In the first segment of our program, Chris Henderson and Steve Bernier trade stories of coping in extraordinary times, and of the resiliency of their co-workers and communities.
Episode 2 - Community police, housing advocates & oyster farmers: Broadcast - July 29 2022
Sergeant Mike Assad of the Mashpee Police, on Cape Cod, says a good community police officer needs to know their hometown personally. "Get out of the cruiser," he says. "Walk around and just talk to people. Go into businesses and say 'Hi.' You get on a one-to-one name basis with people — that's key."
Another goal? "Solve the little problems before they become the big problems," he says. "Because usually what happens, if you let the small problems kind of fester, then they turn into a big fire and just keep spreading."
But as an officer, it's not always easy to know what your role is when you're called to the scene. "It's almost like you have a different hat each day, or you have the hat in the police car. Like, 'A social hat?' There it goes. 'A law enforcement hat?' And we put that on. 'A mental health hat?' I'm going to put that on." And sometimes, he says, it requires more than one at the same time. "'Can I split a hat in half and put it on top? Because I'm wearing both of them right now...'"
Episode 3 - All Ages
How were you shaped by the place where you grew up? What makes you choose to live somewhere?

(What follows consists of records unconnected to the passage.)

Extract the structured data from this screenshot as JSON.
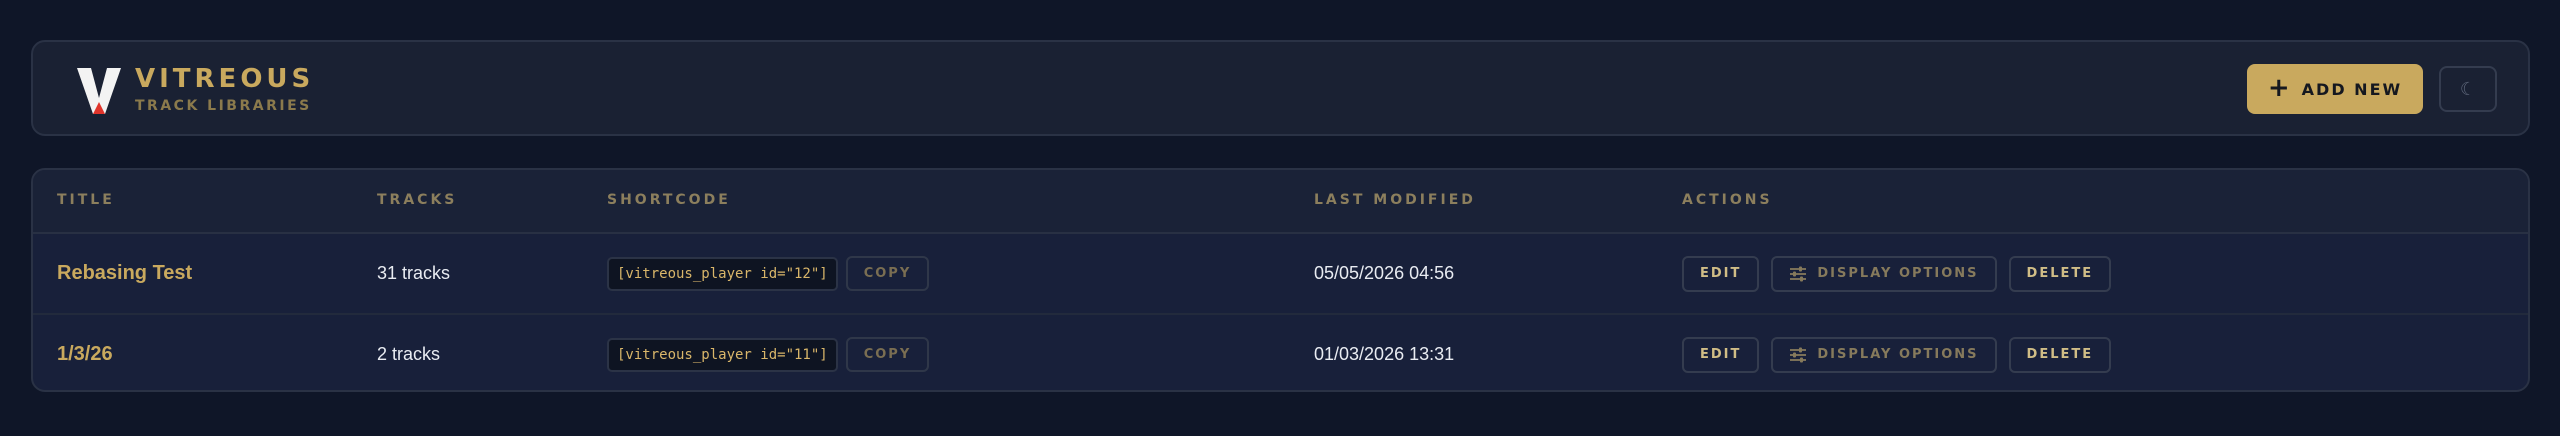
{
  "header": {
    "app_name": "VITREOUS",
    "subtitle": "TRACK LIBRARIES",
    "add_new_label": "ADD NEW",
    "theme_toggle_glyph": "☾",
    "brand_color": "#c9a95e"
  },
  "table": {
    "columns": [
      "TITLE",
      "TRACKS",
      "SHORTCODE",
      "LAST MODIFIED",
      "ACTIONS"
    ],
    "rows": [
      {
        "title": "Rebasing Test",
        "tracks": "31 tracks",
        "shortcode": "[vitreous_player id=\"12\"]",
        "copy_label": "COPY",
        "last_modified": "05/05/2026 04:56",
        "edit_label": "EDIT",
        "display_options_label": "DISPLAY OPTIONS",
        "delete_label": "DELETE"
      },
      {
        "title": "1/3/26",
        "tracks": "2 tracks",
        "shortcode": "[vitreous_player id=\"11\"]",
        "copy_label": "COPY",
        "last_modified": "01/03/2026 13:31",
        "edit_label": "EDIT",
        "display_options_label": "DISPLAY OPTIONS",
        "delete_label": "DELETE"
      }
    ]
  },
  "icons": {
    "logo": "vitreous-v-logo",
    "add": "plus-icon",
    "theme": "moon-icon",
    "display_options": "sliders-icon"
  }
}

In our new episode of Falmouth to Falmouth, we explore the journey of life in our coastal communities through three vibrant discussions touching on childhood, middle years, and growing older.
We have 3 different conversations (click on the player below) to bring to you, and they are all around a common theme, the passage of life, or maybe time and place.
What you can hear here are three conversations between people in Cornwall and Cape Cod and each one focuses on a different age range.
So weve got some young kids who talk to each other and we have two people in their mid thirties who are trying to navigate some tricky choices in life about how to live in a place where rentals are scarce and prices for houses are driven exceedingly high by both second home owners and vacationers or as we say in the UK, holiday makers.
We also play a conversation between two people in their 90’s who grew up in these places and have memories of what life was like almost 100 years ago when holiday makes or vacationers were not quiet such a big thing.
This is our original radio collaboration, connecting Cornwall to Cape Cod.
Presented by Jade Dunbar from SourceFM in Falmouth England, and Steve Junker in Falmouth in the USA
This is Falmouth to Falmouth!
Conversations feature Tony Sweet and Jane Slater, Shannon Hulst and Claire Lawson, and Bearwin and Juno, and Amanda and Paola – our students.
Special production assistance was provided by Eve Zuckoff [rhymes with book-off], Jennette Barnes, and Jade Dunbar
Engineering by Simon Neild,
Music by… Fred Fried
The program was edited by Steve Junker and is produced by Steve Junker and Simon Neild.
Falmouth to Falmouth is a collaboration between SourceFM in Falmouth, UK and CAI in Falmouth in the USA
Gathering Storm & Lake of the Coheeries (Episode 3) - Fred Fried